Download festival, meanwhile, is ten years old old. Held at Donington Park for three days every June, the festival has long-established itself on the European rock circuit. This year’s headliners include The Prodigy, Metallica and rock-gods Black Sabbath. It’s also worth noting that Download remains the only gig Ozzy and co haven’t cancelled in the wake of Tony Iommi’s illness. If you’re a fan it may be worth bribing some friends.
The spiritual home of rock also plays host to late-night bars. Unlike many of its UK counterparts, the festival has a license until 2am and the after-hours Campsite Entertainment Zone comprises cafes, beer stalls, funfair rides and a cinema.
To mark 2012 as a momentous occasion on its calendar, organisers have recently unveiled plans for an innovative pop-up hotel on site. The RIP Metal Hotel will comprise rooms with two beds, bathroom and flat-screen TVs for the non-camping fan amongst us. Festival life has never looked so clean.

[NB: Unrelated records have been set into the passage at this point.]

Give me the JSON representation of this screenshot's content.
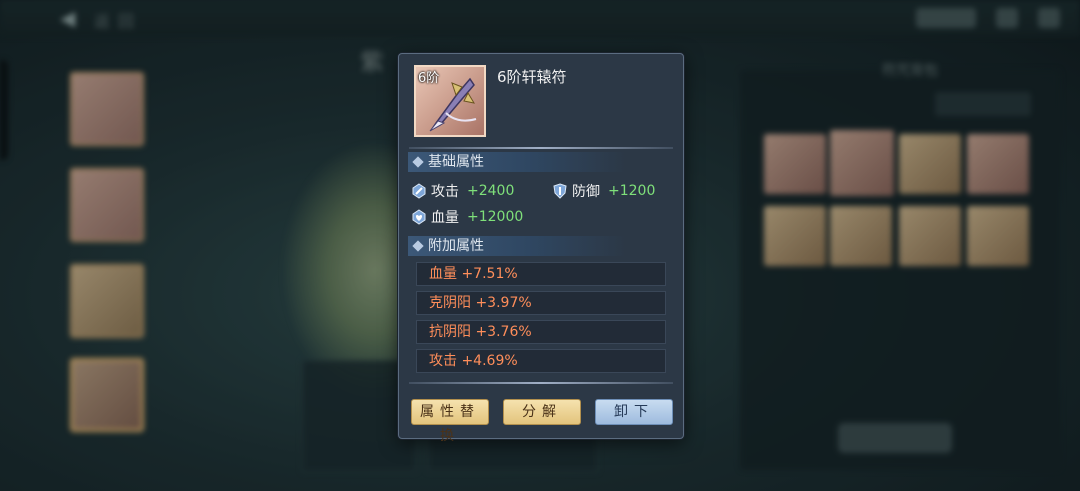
{
  "background": {
    "top_title": "返回",
    "center_title": "紫",
    "right_panel_title": "符咒背包"
  },
  "item": {
    "tier_badge": "6阶",
    "name": "6阶轩辕符"
  },
  "base_section": {
    "title": "基础属性",
    "stats": [
      {
        "icon": "attack-icon",
        "label": "攻击",
        "value": "+2400"
      },
      {
        "icon": "defense-icon",
        "label": "防御",
        "value": "+1200"
      },
      {
        "icon": "hp-icon",
        "label": "血量",
        "value": "+12000"
      }
    ]
  },
  "extra_section": {
    "title": "附加属性",
    "stats": [
      {
        "label": "血量",
        "value": "+7.51%"
      },
      {
        "label": "克阴阳",
        "value": "+3.97%"
      },
      {
        "label": "抗阴阳",
        "value": "+3.76%"
      },
      {
        "label": "攻击",
        "value": "+4.69%"
      }
    ]
  },
  "buttons": {
    "replace": "属性替换",
    "decompose": "分解",
    "unequip": "卸下"
  },
  "colors": {
    "popup_bg": "#2c3846",
    "positive_green": "#7fe07a",
    "extra_orange": "#ff8e5a",
    "gold_button": "#e3c47d",
    "blue_button": "#9ebbde"
  }
}
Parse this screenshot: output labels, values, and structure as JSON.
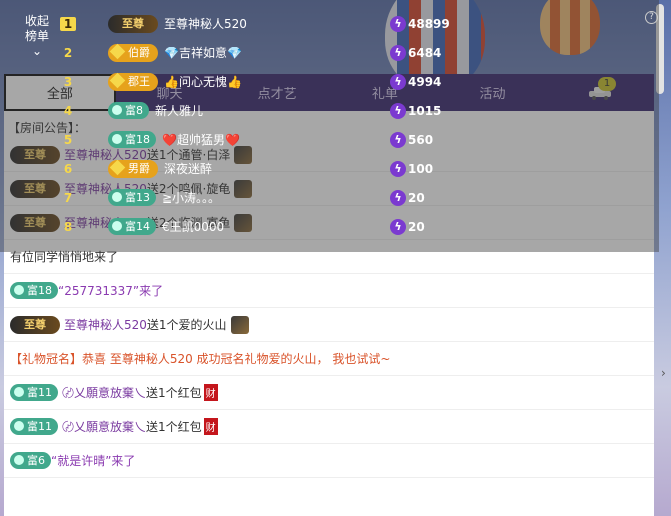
{
  "tabs": [
    {
      "label": "全部"
    },
    {
      "label": "聊天"
    },
    {
      "label": "点才艺"
    },
    {
      "label": "礼单"
    },
    {
      "label": "活动"
    },
    {
      "label": "",
      "badge": "1"
    }
  ],
  "announcement": "【房间公告】：",
  "overlay": {
    "collapse_label": "收起\n榜单",
    "rows": [
      {
        "rank": "1",
        "badge": "至尊",
        "badge_type": "zz",
        "name": "至尊神秘人520",
        "value": "48899"
      },
      {
        "rank": "2",
        "badge": "伯爵",
        "badge_type": "noble",
        "name": "💎吉祥如意💎",
        "value": "6484"
      },
      {
        "rank": "3",
        "badge": "郡王",
        "badge_type": "noble",
        "name": "👍问心无愧👍",
        "value": "4994"
      },
      {
        "rank": "4",
        "badge": "富8",
        "badge_type": "fu",
        "name": "新人雅儿",
        "value": "1015"
      },
      {
        "rank": "5",
        "badge": "富18",
        "badge_type": "fu",
        "name": "❤️超帅猛男❤️",
        "value": "560"
      },
      {
        "rank": "6",
        "badge": "男爵",
        "badge_type": "noble",
        "name": "深夜迷醉",
        "value": "100"
      },
      {
        "rank": "7",
        "badge": "富13",
        "badge_type": "fu",
        "name": "≧小涛。。。",
        "value": "20"
      },
      {
        "rank": "8",
        "badge": "富14",
        "badge_type": "fu",
        "name": "€王凯0000",
        "value": "20"
      }
    ]
  },
  "chat": [
    {
      "badge": "至尊",
      "badge_type": "zz",
      "name": "至尊神秘人520",
      "text": "送1个通管·白泽"
    },
    {
      "badge": "至尊",
      "badge_type": "zz",
      "name": "至尊神秘人520",
      "text": "送2个鸣佩·旋龟"
    },
    {
      "badge": "至尊",
      "badge_type": "zz",
      "name": "至尊神秘人520",
      "text": "送2个临渊·寡鱼"
    },
    {
      "type": "plain",
      "text": "有位同学悄悄地来了"
    },
    {
      "badge": "富18",
      "badge_type": "fu",
      "quote": "“257731337”来了"
    },
    {
      "badge": "至尊",
      "badge_type": "zz",
      "name": "至尊神秘人520",
      "text": "送1个爱的火山"
    },
    {
      "type": "gift",
      "text": "【礼物冠名】恭喜 至尊神秘人520 成功冠名礼物爱的火山， 我也试试~"
    },
    {
      "badge": "富11",
      "badge_type": "fu",
      "name": "〄乂願意放棄乀",
      "text": "送1个红包",
      "tag": "财"
    },
    {
      "badge": "富11",
      "badge_type": "fu",
      "name": "〄乂願意放棄乀",
      "text": "送1个红包",
      "tag": "财"
    },
    {
      "badge": "富6",
      "badge_type": "fu",
      "quote": "“就是许晴”来了"
    }
  ],
  "colors": {
    "tab_bar": "#3a2870",
    "accent_purple": "#7a3aa0",
    "gift_orange": "#d9532a",
    "fu_green": "#41a88c"
  }
}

Last on the list is the City of London Festival and it’s celebrating the big one. It’s sat on its cultural throne for the past fifty years. Held this year from the 24th June -27th July the annual event is heavily geared towards a classical music slant. Recent programmes have widened the spectrum however, and the event is now home to jazz, world music and opera. Art events include film screenings, lectures and guided tours.
Promoters can now breathe a sigh of relief that Occupy protestors have flown the coop and no longer block the entrance to one of its venues. St Paul’s Cathedral and Livery Company Halls are amongst the most renowned of the festival’s settings.
In a bid to make the festivities more widely accessible to the masses, many of the programmed events are completely free. The latter are often held outdoors in the city’s street, squares and gardens. These include Liverpool Street Station and Finsbury Circus Gardens.
Organisers usually centre the event around a theme, with London’s links to other cities being a firm favourite. Whereas 2005 paid homage to a Dutch film, 2006 focused upon Japanese culture. Other events have focused upon the abolition of the slave trade in the UK. Either way, expect to be enlightened.
To read more on the festivals mentioned, click the below links: